Task directions: All entries should be copied exactly, none left out.

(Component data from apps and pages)
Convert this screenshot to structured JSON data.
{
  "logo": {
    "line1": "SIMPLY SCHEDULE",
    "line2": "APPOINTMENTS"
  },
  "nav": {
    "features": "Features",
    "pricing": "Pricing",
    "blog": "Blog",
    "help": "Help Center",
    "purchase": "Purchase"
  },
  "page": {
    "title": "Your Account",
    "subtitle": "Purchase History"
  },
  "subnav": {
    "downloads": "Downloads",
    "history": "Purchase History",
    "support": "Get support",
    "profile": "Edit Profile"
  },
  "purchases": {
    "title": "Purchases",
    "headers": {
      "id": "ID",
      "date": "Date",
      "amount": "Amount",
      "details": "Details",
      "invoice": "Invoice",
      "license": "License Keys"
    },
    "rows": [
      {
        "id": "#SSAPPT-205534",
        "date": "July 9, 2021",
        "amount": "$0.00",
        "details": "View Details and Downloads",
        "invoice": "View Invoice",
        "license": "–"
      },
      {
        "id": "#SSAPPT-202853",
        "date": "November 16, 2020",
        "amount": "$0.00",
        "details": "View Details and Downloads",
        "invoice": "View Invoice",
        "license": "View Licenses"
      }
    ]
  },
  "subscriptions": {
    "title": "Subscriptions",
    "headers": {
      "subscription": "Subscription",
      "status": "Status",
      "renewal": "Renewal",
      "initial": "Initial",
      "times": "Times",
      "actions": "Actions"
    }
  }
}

Answer area:
Convert this screenshot to structured JSON data.
{
  "logo": {
    "line1": "SIMPLY SCHEDULE",
    "line2": "APPOINTMENTS"
  },
  "nav": {
    "features": "Features",
    "pricing": "Pricing",
    "blog": "Blog",
    "help": "Help Center",
    "purchase": "Purchase"
  },
  "page": {
    "title": "Your Account",
    "subtitle": "Purchase History"
  },
  "subnav": {
    "downloads": "Downloads",
    "history": "Purchase History",
    "support": "Get support",
    "profile": "Edit Profile"
  },
  "purchases": {
    "title": "Purchases",
    "headers": {
      "id": "ID",
      "date": "Date",
      "amount": "Amount",
      "details": "Details",
      "invoice": "Invoice",
      "license": "License Keys"
    },
    "rows": [
      {
        "id": "#SSAPPT-205534",
        "date": "July 9, 2021",
        "amount": "$0.00",
        "details": "View Details and Downloads",
        "invoice": "View Invoice",
        "license": "–"
      },
      {
        "id": "#SSAPPT-202853",
        "date": "November 16, 2020",
        "amount": "$0.00",
        "details": "View Details and Downloads",
        "invoice": "View Invoice",
        "license": "View Licenses"
      }
    ]
  },
  "subscriptions": {
    "title": "Subscriptions",
    "headers": {
      "subscription": "Subscription",
      "status": "Status",
      "renewal": "Renewal",
      "initial": "Initial",
      "times": "Times",
      "actions": "Actions"
    }
  }
}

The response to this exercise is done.